Stored entries:
___
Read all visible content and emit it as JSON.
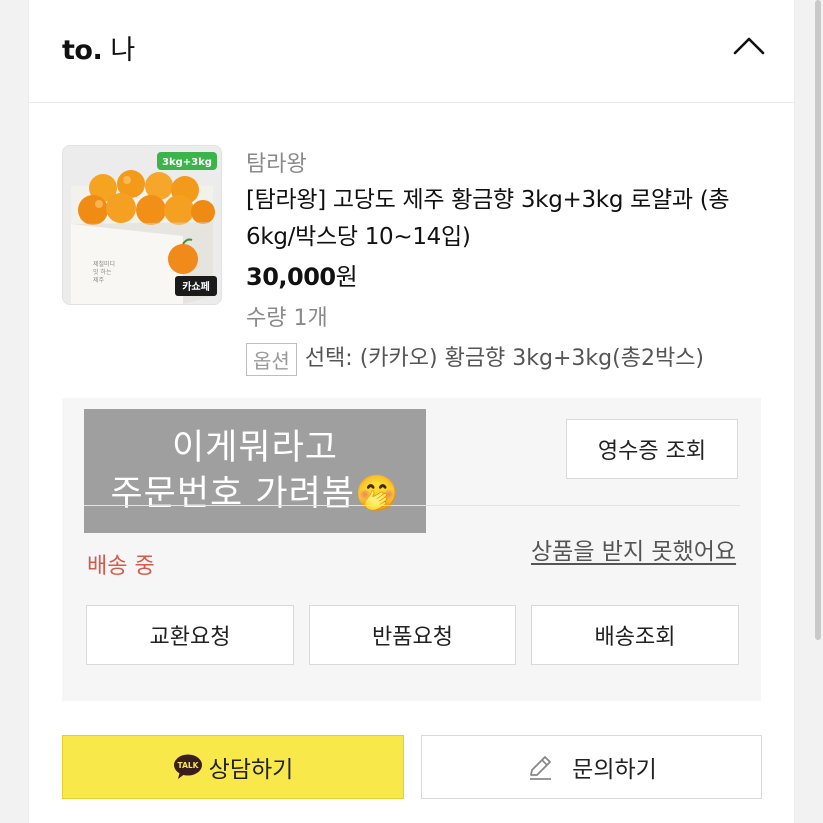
{
  "header": {
    "recipient_prefix": "to.",
    "recipient_name": "나",
    "collapse_icon": "chevron-up-icon"
  },
  "product": {
    "image_badge": "3kg+3kg",
    "image_tag": "카쇼페",
    "image_box_text": "제철미디\n잇 하는\n제주",
    "seller": "탐라왕",
    "title": "[탐라왕] 고당도 제주 황금향 3kg+3kg 로얄과 (총6kg/박스당 10~14입)",
    "price_value": "30,000",
    "price_unit": "원",
    "quantity": "수량 1개",
    "option_tag": "옵션",
    "option_text": "선택: (카카오) 황금향 3kg+3kg(총2박스)"
  },
  "order_panel": {
    "mask_line1": "이게뭐라고",
    "mask_line2": "주문번호 가려봄🤭",
    "receipt_button": "영수증 조회",
    "not_received_link": "상품을 받지 못했어요",
    "status": "배송 중",
    "actions": [
      "교환요청",
      "반품요청",
      "배송조회"
    ]
  },
  "bottom": {
    "consult_label": "상담하기",
    "talk_badge": "TALK",
    "inquiry_label": "문의하기"
  },
  "colors": {
    "status_red": "#d65a4a",
    "kakao_yellow": "#f8e84a",
    "mask_gray": "#9f9f9f"
  }
}
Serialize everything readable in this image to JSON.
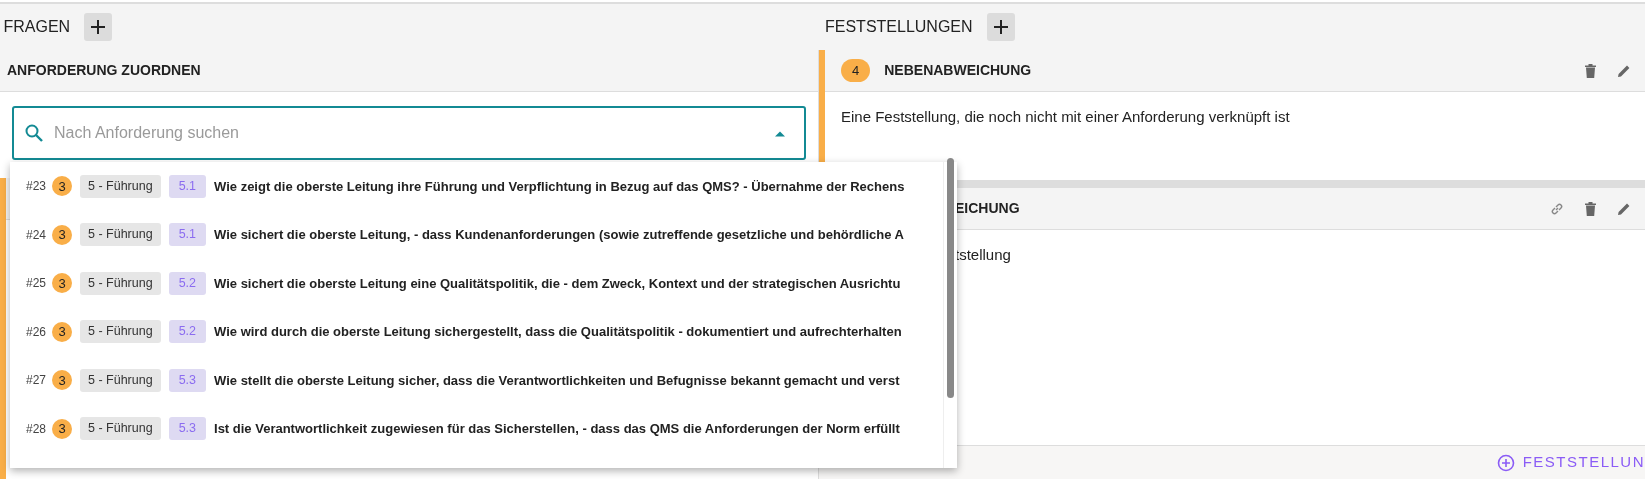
{
  "questions_panel": {
    "title": "FRAGEN"
  },
  "requirement_card": {
    "title": "ANFORDERUNG ZUORDNEN",
    "search": {
      "placeholder": "Nach Anforderung suchen",
      "expanded": true
    }
  },
  "dropdown": {
    "options": [
      {
        "number": "#23",
        "count": "3",
        "chapter": "5 - Führung",
        "clause": "5.1",
        "text": "Wie zeigt die oberste Leitung ihre Führung und Verpflichtung in Bezug auf das QMS? - Übernahme der Rechens"
      },
      {
        "number": "#24",
        "count": "3",
        "chapter": "5 - Führung",
        "clause": "5.1",
        "text": "Wie sichert die oberste Leitung, - dass Kundenanforderungen (sowie zutreffende gesetzliche und behördliche A"
      },
      {
        "number": "#25",
        "count": "3",
        "chapter": "5 - Führung",
        "clause": "5.2",
        "text": "Wie sichert die oberste Leitung eine Qualitätspolitik, die - dem Zweck, Kontext und der strategischen Ausrichtu"
      },
      {
        "number": "#26",
        "count": "3",
        "chapter": "5 - Führung",
        "clause": "5.2",
        "text": "Wie wird durch die oberste Leitung sichergestellt, dass die Qualitätspolitik - dokumentiert und aufrechterhalten"
      },
      {
        "number": "#27",
        "count": "3",
        "chapter": "5 - Führung",
        "clause": "5.3",
        "text": "Wie stellt die oberste Leitung sicher, dass die Verantwortlichkeiten und Befugnisse bekannt gemacht und verst"
      },
      {
        "number": "#28",
        "count": "3",
        "chapter": "5 - Führung",
        "clause": "5.3",
        "text": "Ist die Verantwortlichkeit zugewiesen für das Sicherstellen, - dass das QMS die Anforderungen der Norm erfüllt"
      }
    ]
  },
  "findings_panel": {
    "title": "FESTSTELLUNGEN"
  },
  "findings": [
    {
      "count": "4",
      "title": "NEBENABWEICHUNG",
      "description": "Eine Feststellung, die noch nicht mit einer Anforderung verknüpft ist",
      "linkable": false
    },
    {
      "title": "EICHUNG",
      "description": "tstellung",
      "linkable": true
    }
  ],
  "add_finding_button": "FESTSTELLUN"
}
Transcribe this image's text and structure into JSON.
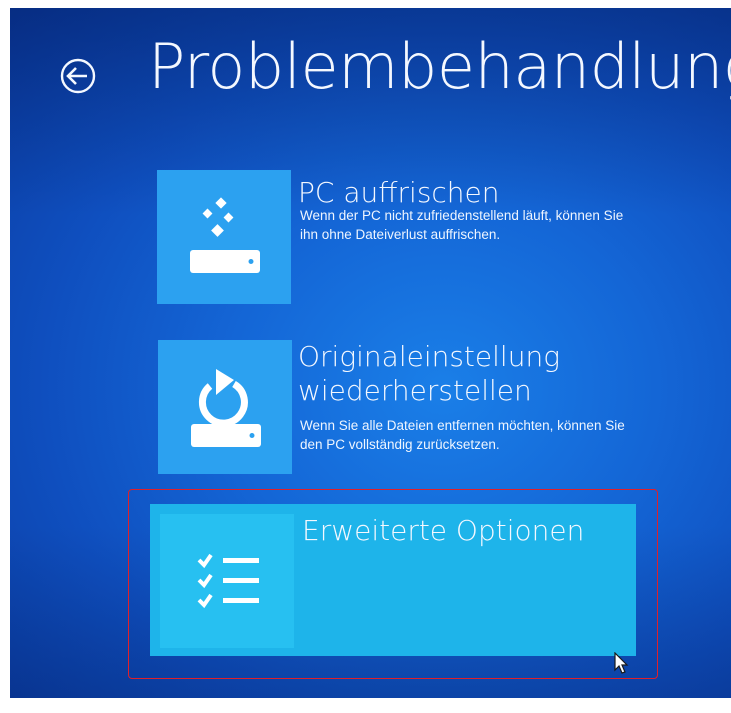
{
  "page": {
    "title": "Problembehandlung"
  },
  "back": {
    "icon": "back-arrow-circle-icon"
  },
  "options": [
    {
      "icon": "refresh-pc-icon",
      "title": "PC auffrischen",
      "description": "Wenn der PC nicht zufriedenstellend läuft, können Sie ihn ohne Dateiverlust auffrischen."
    },
    {
      "icon": "reset-pc-icon",
      "title_line1": "Originaleinstellung",
      "title_line2": "wiederherstellen",
      "description": "Wenn Sie alle Dateien entfernen möchten, können Sie den PC vollständig zurücksetzen."
    },
    {
      "icon": "checklist-icon",
      "title": "Erweiterte Optionen",
      "highlighted": true
    }
  ],
  "colors": {
    "background": "#1466d6",
    "tile": "#2ca1f0",
    "tile_selected": "#1eb4ea",
    "text": "#f4f8ff",
    "annotation": "#e0202a"
  }
}
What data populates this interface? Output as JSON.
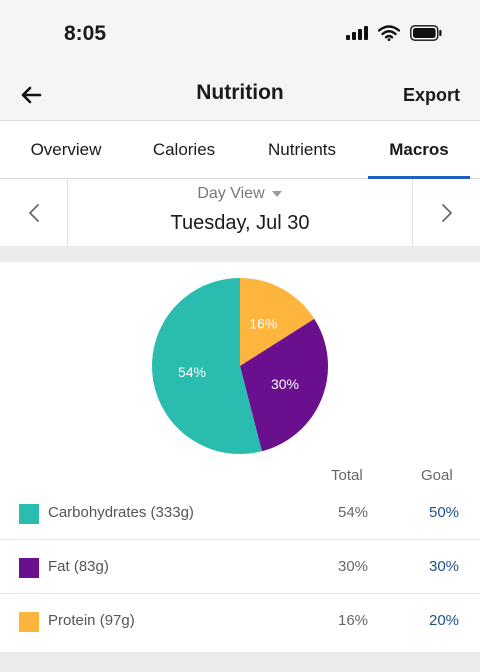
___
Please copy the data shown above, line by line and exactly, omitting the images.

→ SOLUTION TO THIS PROBLEM
Read all visible content and emit it as JSON.
{
  "header": {
    "recipient_prefix": "to.",
    "recipient_name": "나",
    "collapse_icon": "chevron-up-icon"
  },
  "product": {
    "image_badge": "3kg+3kg",
    "image_tag": "카쇼페",
    "image_box_text": "제철미디\n잇 하는\n제주",
    "seller": "탐라왕",
    "title": "[탐라왕] 고당도 제주 황금향 3kg+3kg 로얄과 (총6kg/박스당 10~14입)",
    "price_value": "30,000",
    "price_unit": "원",
    "quantity": "수량 1개",
    "option_tag": "옵션",
    "option_text": "선택: (카카오) 황금향 3kg+3kg(총2박스)"
  },
  "order_panel": {
    "mask_line1": "이게뭐라고",
    "mask_line2": "주문번호 가려봄🤭",
    "receipt_button": "영수증 조회",
    "not_received_link": "상품을 받지 못했어요",
    "status": "배송 중",
    "actions": [
      "교환요청",
      "반품요청",
      "배송조회"
    ]
  },
  "bottom": {
    "consult_label": "상담하기",
    "talk_badge": "TALK",
    "inquiry_label": "문의하기"
  },
  "colors": {
    "status_red": "#d65a4a",
    "kakao_yellow": "#f8e84a",
    "mask_gray": "#9f9f9f"
  }
}
Serialize everything readable in this image to JSON.
{
  "questions_panel": {
    "title": "FRAGEN"
  },
  "requirement_card": {
    "title": "ANFORDERUNG ZUORDNEN",
    "search": {
      "placeholder": "Nach Anforderung suchen",
      "expanded": true
    }
  },
  "dropdown": {
    "options": [
      {
        "number": "#23",
        "count": "3",
        "chapter": "5 - Führung",
        "clause": "5.1",
        "text": "Wie zeigt die oberste Leitung ihre Führung und Verpflichtung in Bezug auf das QMS? - Übernahme der Rechens"
      },
      {
        "number": "#24",
        "count": "3",
        "chapter": "5 - Führung",
        "clause": "5.1",
        "text": "Wie sichert die oberste Leitung, - dass Kundenanforderungen (sowie zutreffende gesetzliche und behördliche A"
      },
      {
        "number": "#25",
        "count": "3",
        "chapter": "5 - Führung",
        "clause": "5.2",
        "text": "Wie sichert die oberste Leitung eine Qualitätspolitik, die - dem Zweck, Kontext und der strategischen Ausrichtu"
      },
      {
        "number": "#26",
        "count": "3",
        "chapter": "5 - Führung",
        "clause": "5.2",
        "text": "Wie wird durch die oberste Leitung sichergestellt, dass die Qualitätspolitik - dokumentiert und aufrechterhalten"
      },
      {
        "number": "#27",
        "count": "3",
        "chapter": "5 - Führung",
        "clause": "5.3",
        "text": "Wie stellt die oberste Leitung sicher, dass die Verantwortlichkeiten und Befugnisse bekannt gemacht und verst"
      },
      {
        "number": "#28",
        "count": "3",
        "chapter": "5 - Führung",
        "clause": "5.3",
        "text": "Ist die Verantwortlichkeit zugewiesen für das Sicherstellen, - dass das QMS die Anforderungen der Norm erfüllt"
      }
    ]
  },
  "findings_panel": {
    "title": "FESTSTELLUNGEN"
  },
  "findings": [
    {
      "count": "4",
      "title": "NEBENABWEICHUNG",
      "description": "Eine Feststellung, die noch nicht mit einer Anforderung verknüpft ist",
      "linkable": false
    },
    {
      "title": "EICHUNG",
      "description": "tstellung",
      "linkable": true
    }
  ],
  "add_finding_button": "FESTSTELLUN"
}
Transcribe this image's text and structure into JSON.
{
  "page": {
    "title": "Problembehandlung"
  },
  "back": {
    "icon": "back-arrow-circle-icon"
  },
  "options": [
    {
      "icon": "refresh-pc-icon",
      "title": "PC auffrischen",
      "description": "Wenn der PC nicht zufriedenstellend läuft, können Sie ihn ohne Dateiverlust auffrischen."
    },
    {
      "icon": "reset-pc-icon",
      "title_line1": "Originaleinstellung",
      "title_line2": "wiederherstellen",
      "description": "Wenn Sie alle Dateien entfernen möchten, können Sie den PC vollständig zurücksetzen."
    },
    {
      "icon": "checklist-icon",
      "title": "Erweiterte Optionen",
      "highlighted": true
    }
  ],
  "colors": {
    "background": "#1466d6",
    "tile": "#2ca1f0",
    "tile_selected": "#1eb4ea",
    "text": "#f4f8ff",
    "annotation": "#e0202a"
  }
}
What data populates this interface? Output as JSON.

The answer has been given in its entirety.